▶ _WHAT YOU NEED TO DO_
Scan the records for "legend". Report each line that includes it.

▶ _DATA_
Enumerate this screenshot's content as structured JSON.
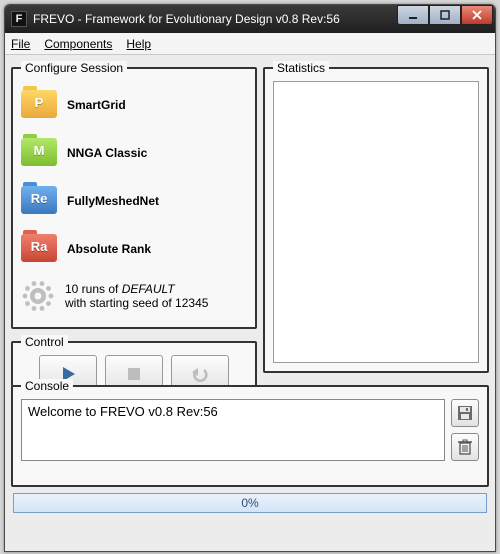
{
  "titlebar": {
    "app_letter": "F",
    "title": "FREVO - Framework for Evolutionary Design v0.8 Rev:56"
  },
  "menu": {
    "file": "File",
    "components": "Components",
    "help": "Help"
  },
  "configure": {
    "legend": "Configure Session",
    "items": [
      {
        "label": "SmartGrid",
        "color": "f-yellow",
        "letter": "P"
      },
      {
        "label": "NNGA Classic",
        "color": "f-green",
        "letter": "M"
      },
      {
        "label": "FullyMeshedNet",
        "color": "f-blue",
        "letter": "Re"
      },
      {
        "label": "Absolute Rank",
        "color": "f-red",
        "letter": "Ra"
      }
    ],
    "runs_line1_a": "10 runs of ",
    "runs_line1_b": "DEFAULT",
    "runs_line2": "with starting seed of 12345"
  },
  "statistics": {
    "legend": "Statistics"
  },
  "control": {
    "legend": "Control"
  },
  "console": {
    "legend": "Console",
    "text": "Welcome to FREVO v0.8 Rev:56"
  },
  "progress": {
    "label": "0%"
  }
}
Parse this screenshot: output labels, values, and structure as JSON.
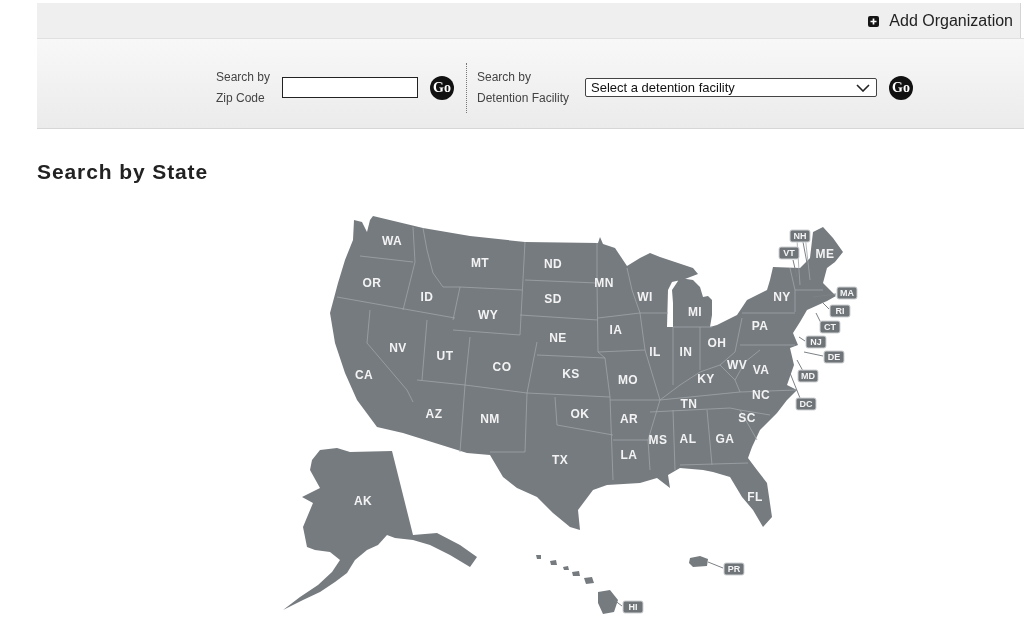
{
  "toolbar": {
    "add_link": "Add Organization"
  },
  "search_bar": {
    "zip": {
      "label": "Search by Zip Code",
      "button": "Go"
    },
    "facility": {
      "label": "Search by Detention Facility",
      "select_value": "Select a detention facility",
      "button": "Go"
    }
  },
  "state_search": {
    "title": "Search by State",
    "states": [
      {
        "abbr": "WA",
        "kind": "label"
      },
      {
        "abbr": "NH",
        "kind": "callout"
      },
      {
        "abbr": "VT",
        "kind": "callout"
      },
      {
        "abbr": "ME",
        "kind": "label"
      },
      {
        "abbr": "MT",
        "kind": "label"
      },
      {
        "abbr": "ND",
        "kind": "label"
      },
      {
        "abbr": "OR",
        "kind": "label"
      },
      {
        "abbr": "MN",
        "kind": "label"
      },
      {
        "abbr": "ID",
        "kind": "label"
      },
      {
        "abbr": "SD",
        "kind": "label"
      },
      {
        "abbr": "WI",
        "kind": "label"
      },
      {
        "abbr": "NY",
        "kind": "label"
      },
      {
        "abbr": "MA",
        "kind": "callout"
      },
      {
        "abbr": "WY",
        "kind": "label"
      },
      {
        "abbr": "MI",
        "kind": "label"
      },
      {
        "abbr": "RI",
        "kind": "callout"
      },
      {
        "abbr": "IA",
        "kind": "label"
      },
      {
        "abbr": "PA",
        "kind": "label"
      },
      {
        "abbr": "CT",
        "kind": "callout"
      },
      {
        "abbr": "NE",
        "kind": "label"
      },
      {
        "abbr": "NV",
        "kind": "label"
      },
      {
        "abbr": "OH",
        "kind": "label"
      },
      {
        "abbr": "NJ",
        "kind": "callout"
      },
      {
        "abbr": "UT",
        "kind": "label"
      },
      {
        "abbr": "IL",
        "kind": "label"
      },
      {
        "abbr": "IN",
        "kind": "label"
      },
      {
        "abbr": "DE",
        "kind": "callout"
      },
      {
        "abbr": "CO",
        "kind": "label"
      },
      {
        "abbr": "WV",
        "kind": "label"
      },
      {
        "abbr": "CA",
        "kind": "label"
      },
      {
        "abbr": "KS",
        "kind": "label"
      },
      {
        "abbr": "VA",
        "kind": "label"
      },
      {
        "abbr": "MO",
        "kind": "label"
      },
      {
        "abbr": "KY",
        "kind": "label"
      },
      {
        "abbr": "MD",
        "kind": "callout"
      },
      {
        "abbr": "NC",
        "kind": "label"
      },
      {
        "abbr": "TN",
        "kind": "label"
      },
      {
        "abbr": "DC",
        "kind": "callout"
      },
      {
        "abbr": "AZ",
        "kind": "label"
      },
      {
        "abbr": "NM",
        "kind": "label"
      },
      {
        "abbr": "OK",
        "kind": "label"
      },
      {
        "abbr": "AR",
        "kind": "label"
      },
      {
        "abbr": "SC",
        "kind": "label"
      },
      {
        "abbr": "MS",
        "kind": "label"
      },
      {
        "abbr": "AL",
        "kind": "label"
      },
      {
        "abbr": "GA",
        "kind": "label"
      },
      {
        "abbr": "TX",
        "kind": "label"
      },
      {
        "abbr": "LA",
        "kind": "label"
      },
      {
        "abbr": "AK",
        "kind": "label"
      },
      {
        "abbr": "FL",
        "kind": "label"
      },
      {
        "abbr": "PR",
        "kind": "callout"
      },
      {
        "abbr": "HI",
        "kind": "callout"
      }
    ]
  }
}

▶ _RESPONSE AREA_
    "legend": "Configure Session",
    "legend": "Statistics"
    "legend": "Control"
    "legend": "Console",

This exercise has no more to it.